The language of physics is mathematics. This is not just a thing we tell ourselves, but is a basic fact that separates the physical sciences from the social sciences. Although we may speak and write about physics using a spoken and written language (English, in this case), this is just for descriptive convenience. Anytime we actually want to do anything with physics, we have to cast it into mathematics. Part of this is a desire for precision - if I say "the acceleration due to gravity is 9.81 m/s\(^2\)", I know exactly how precise that number is (typically we assume the uncertainty is in the last decimal point, so that implies \( \pm 0.01~m/s^2\) on that nunber). However, it's also a necessicity, since no amount of words can actually be used to exactly describe any physical law, since words don't inherently have precise meaning. Take even the most basic of physical laws - Newton's first law "An object in motion remains in motion until acted on by an external force." What is "motion"? What is "being acted on"? What is "force"? No amount of language is going to answer these questions, only mathematics is going to give us careful definitions of these concepts^{1}.
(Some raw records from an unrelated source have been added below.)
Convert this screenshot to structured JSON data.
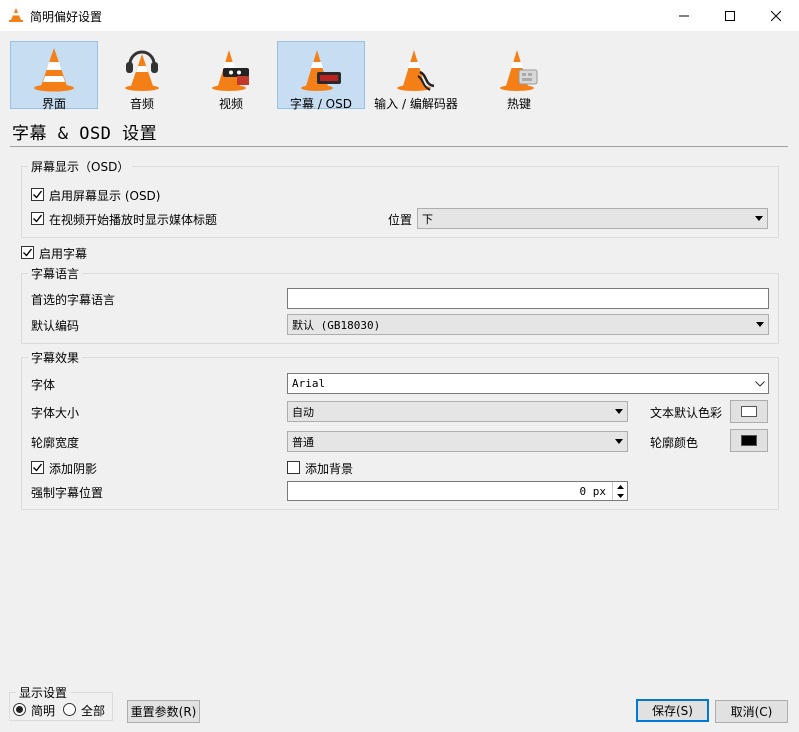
{
  "window": {
    "title": "简明偏好设置"
  },
  "categories": [
    {
      "label": "界面",
      "icon": "vlc-cone-icon"
    },
    {
      "label": "音频",
      "icon": "headphones-cone-icon"
    },
    {
      "label": "视频",
      "icon": "film-cone-icon"
    },
    {
      "label": "字幕 / OSD",
      "icon": "clock-cone-icon"
    },
    {
      "label": "输入 / 编解码器",
      "icon": "cable-cone-icon"
    },
    {
      "label": "热键",
      "icon": "keyboard-cone-icon"
    }
  ],
  "active_category": "字幕 / OSD",
  "page_title": "字幕 & OSD 设置",
  "osd": {
    "legend": "屏幕显示（OSD）",
    "enable_osd": {
      "label": "启用屏幕显示 (OSD)",
      "checked": true
    },
    "show_title": {
      "label": "在视频开始播放时显示媒体标题",
      "checked": true
    },
    "position_label": "位置",
    "position_value": "下"
  },
  "enable_subtitles": {
    "label": "启用字幕",
    "checked": true
  },
  "language": {
    "legend": "字幕语言",
    "preferred_label": "首选的字幕语言",
    "preferred_value": "",
    "encoding_label": "默认编码",
    "encoding_value": "默认 (GB18030)"
  },
  "effects": {
    "legend": "字幕效果",
    "font_label": "字体",
    "font_value": "Arial",
    "size_label": "字体大小",
    "size_value": "自动",
    "text_color_label": "文本默认色彩",
    "text_color": "#ffffff",
    "outline_label": "轮廓宽度",
    "outline_value": "普通",
    "outline_color_label": "轮廓颜色",
    "outline_color": "#000000",
    "shadow": {
      "label": "添加阴影",
      "checked": true
    },
    "background": {
      "label": "添加背景",
      "checked": false
    },
    "force_pos_label": "强制字幕位置",
    "force_pos_value": "0 px"
  },
  "footer": {
    "display_legend": "显示设置",
    "simple_label": "简明",
    "all_label": "全部",
    "selected": "简明",
    "reset_label": "重置参数(R)",
    "save_label": "保存(S)",
    "cancel_label": "取消(C)"
  },
  "colors": {
    "accent": "#0078d7",
    "cone_orange": "#f47f16",
    "active_bg": "#c7ddf2"
  }
}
So, once we are convinced that we need to use mathematics to do physics, we know that we need to understand how to associate physics quantities ("mass", "speed", "force") with mathematical variables. In some cases, this is very easy - for example, the temperature of something is just a number, call it \(T\). Or the mass of something is a number \(m\). Single numbers are called **scalars**. Sometimes these numbers have constraints on them that come from reality - for example, mass must be positive, and temperature has a minimum value (absolute zero). But there are also quantities which need more than just a single variable, or additional conditions on that variable - they actually must carry more information. The most important of these are **vectors**, which carry both a number (the *magnitude*, or length of the vector), and a *direction*.

The length of a vector is a pretty straightforward idea - vectors are arrows, and the size of the arrow is the length. But direction is a little bit more confusing, because it can be specified in several different ways. For example, I can be driving at a speed of 32 mph, in the direction "north". Or maybe in the direction "towards you", or "90\(^{\circ}\) from East". Because of this uncertainty, we will often choose to represent vectors *using components* - that is, an \(xy\)-Cartesian coordinate system. Of course, this coordinate system is something we created out of thin air to help us solve the problem, so which coordinate system we pick should not influence our calculation in the slightest.

For a concrete example, consider a vector of length 5, that is pointed \(45^{\circ}\) above the horizontal. We can choose to represent this vector in a number of ways. In a coordinate system fixed to the horizontal, the vector has components

\[v_x=5\cos(45)\simeq 3.53, v_y=5\sin(45)\simeq 3.53.\]

Alternatively, if you pick a coordinate system with the x-axis along the vector itself, the components would be

\[v_x=5, v_y=0.\]

In some cases one of these might be preferable to the other, but there is something important here: __ although the coordinate representation changed, the magnitude and direction did not__. No choice of coordinate system can change the magnitude and direction of a physical variable like a vector, because coordinates are just helping tools to do physics.

There is one last point to make about vectors in coordinate systems, which is summed up by the last figure: performing mathematics like addition on vectors means the same mathematics applies to the components. This makes working with components very convenient - we don't actually need to go around making pictures of arrows and measuring them, we can just use the components and get the results algebraically.

^{1}If you're interested, the mathematical statement of Newton's first law is something like "\( \vec{a}=0 \supset \Sigma \vec{F}_{ext}=0\)", using the symbol \(\supset\) for "if".